By Zachary Stieber
Zachary Stieber
Zachary Stieber
Zachary Stieber is a senior reporter for The Epoch Times based in Maryland. He covers U.S. and world news.
December 19, 2019Updated: December 20, 2019

Sen. Elizabeth Warren (D-Mass.) and South Bend Mayor Pete Buttigieg clashed during the Thursday night debate over a recent Buttigieg fundraiser—a continuation of a weekslong back-and-forth between two of the leading Democratic presidential contenders.

Warren told the audience in Los Angeles that Buttigieg recently held a fundraiser in a “wine cave.”

“The mayor just recently held a fundraiser that was held in a wine cave that was full of crystals and served $900-a-bottle wine. Think about who comes to that. He had promised that every fundraiser he would do would be open door, but this one was closed door,” she said.

“We made the decision many years ago that rich people in smoke-filled rooms would not pick the next president of the United States. Billionaires in wine caves should not pick the next president of the United States.”

Buttigieg replied that the other six candidates on the stage were richer than he was, accusing Warren of trying to create “purity tests.”

“You know, according to Forbes magazine, I am literally the only person on this stage who is not a millionaire or a billionaire. This is the problem with issuing purity tests that you yourself cannot pass,” he said, drawing a reaction from the audience as Warren stared forward.

“If I pledge never to be in the company of a progressive Democratic donor, I couldn’t be up here.
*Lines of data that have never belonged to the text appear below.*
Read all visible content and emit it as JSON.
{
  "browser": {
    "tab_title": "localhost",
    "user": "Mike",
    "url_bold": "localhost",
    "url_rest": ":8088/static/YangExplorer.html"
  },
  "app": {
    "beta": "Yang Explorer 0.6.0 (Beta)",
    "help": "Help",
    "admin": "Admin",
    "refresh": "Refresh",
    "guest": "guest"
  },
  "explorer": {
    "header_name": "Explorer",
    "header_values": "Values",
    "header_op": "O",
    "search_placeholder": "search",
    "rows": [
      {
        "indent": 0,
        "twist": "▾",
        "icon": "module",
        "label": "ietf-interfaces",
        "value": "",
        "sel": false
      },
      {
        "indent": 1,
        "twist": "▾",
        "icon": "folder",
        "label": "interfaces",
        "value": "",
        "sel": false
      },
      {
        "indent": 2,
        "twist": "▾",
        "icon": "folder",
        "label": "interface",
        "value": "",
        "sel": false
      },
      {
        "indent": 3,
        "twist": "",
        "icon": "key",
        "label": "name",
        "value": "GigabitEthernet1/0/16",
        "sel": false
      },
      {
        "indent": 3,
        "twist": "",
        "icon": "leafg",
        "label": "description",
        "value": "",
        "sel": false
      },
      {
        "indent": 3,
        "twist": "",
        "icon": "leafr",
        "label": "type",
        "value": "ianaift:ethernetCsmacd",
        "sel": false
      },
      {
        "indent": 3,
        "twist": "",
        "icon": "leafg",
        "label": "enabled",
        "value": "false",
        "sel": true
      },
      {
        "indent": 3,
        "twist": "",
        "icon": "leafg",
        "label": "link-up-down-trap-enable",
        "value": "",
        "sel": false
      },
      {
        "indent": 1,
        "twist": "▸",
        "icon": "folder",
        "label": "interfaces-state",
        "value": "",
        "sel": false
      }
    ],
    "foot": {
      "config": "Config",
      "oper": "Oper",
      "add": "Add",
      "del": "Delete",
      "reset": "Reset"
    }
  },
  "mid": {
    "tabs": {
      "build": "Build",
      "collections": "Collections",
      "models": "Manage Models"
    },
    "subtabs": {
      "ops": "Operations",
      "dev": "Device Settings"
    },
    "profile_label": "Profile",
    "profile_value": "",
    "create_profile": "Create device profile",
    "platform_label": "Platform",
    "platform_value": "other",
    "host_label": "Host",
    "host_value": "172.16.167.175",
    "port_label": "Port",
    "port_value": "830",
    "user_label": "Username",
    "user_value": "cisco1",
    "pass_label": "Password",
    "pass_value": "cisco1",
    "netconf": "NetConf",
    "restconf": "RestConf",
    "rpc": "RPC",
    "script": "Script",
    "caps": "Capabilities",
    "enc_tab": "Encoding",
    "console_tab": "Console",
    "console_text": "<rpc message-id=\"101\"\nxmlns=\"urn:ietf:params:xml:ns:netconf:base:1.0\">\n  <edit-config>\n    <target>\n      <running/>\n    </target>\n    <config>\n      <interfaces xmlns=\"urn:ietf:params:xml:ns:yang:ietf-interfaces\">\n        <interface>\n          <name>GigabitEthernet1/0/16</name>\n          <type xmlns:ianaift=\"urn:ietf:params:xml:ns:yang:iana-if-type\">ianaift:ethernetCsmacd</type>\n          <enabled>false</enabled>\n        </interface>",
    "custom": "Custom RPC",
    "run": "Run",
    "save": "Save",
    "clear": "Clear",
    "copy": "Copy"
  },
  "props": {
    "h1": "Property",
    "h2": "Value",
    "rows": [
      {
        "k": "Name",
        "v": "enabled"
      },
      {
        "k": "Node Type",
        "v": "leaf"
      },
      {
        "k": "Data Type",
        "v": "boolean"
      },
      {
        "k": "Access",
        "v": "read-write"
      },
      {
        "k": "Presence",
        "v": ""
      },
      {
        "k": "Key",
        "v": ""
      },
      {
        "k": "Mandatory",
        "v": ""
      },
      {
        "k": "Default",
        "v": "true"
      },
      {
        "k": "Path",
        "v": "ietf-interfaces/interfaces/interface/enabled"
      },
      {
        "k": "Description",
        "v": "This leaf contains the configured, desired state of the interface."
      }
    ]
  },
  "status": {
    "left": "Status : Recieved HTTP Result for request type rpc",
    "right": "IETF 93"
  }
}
Senator, your net worth is 100 times mine.”

Buttigieg said that if Warren went home and donated the maximum allowable amount to his campaign, it wouldn’t “pollute” his campaign.

elizabeth warren
From left, Democratic presidential hopefuls South Bend Mayor Pete Buttigieg, Sen. Elizabeth Warren (D-Mass.), and former Vice President Joe Biden take part in the sixth Democratic primary debate of the 2020 presidential campaign season at Loyola Marymount University in Los Angeles, California on Dec. 19, 2019. (Robyn Beck/AFP via Getty Images)

“I would be glad to have that support. We need to have the support from everybody who is committed to defeating Donald Trump.”

“I do not sell access to my time. I don’t do call time with millionaires and billionaires,” Warren responded, earning a “hold on a second, as of when Senator?” remark from Buttigieg.

“I don’t meet behind closed doors with big-dollar donors,” she continued before urging rivals to take a step she has taken, telling donors that donating to her doesn’t earn them a position in her administration if she’s elected.

“Don’t come around later expecting to be named ambassador, because that’s what goes on during these high-dollar fundraisers,” she said.

Buttigieg pushed back, telling Warren: “Senator, your presidential campaign right now, as we speak, is funded in part by money that you transferred, having raised it at those exact same big-ticket fundraisers you now denounce.”

Moderators ended the parries, turning to another candidate.

“I did not come here to listen to this argument. I came here to make a case for progress. And I have never even been to a wine cave. I’ve been to the wind cave in South Dakota, which I suggest you go to,” Sen. Amy Klobuchar (D-Minn.) joked.

Warren and Buttigieg, two of the top four candidates, have gone back-and-forth on their professional histories, with Buttigieg hitting at Warren over money she received while working as a lawyer and Warren criticizing Buttigieg for his work for McKinsey.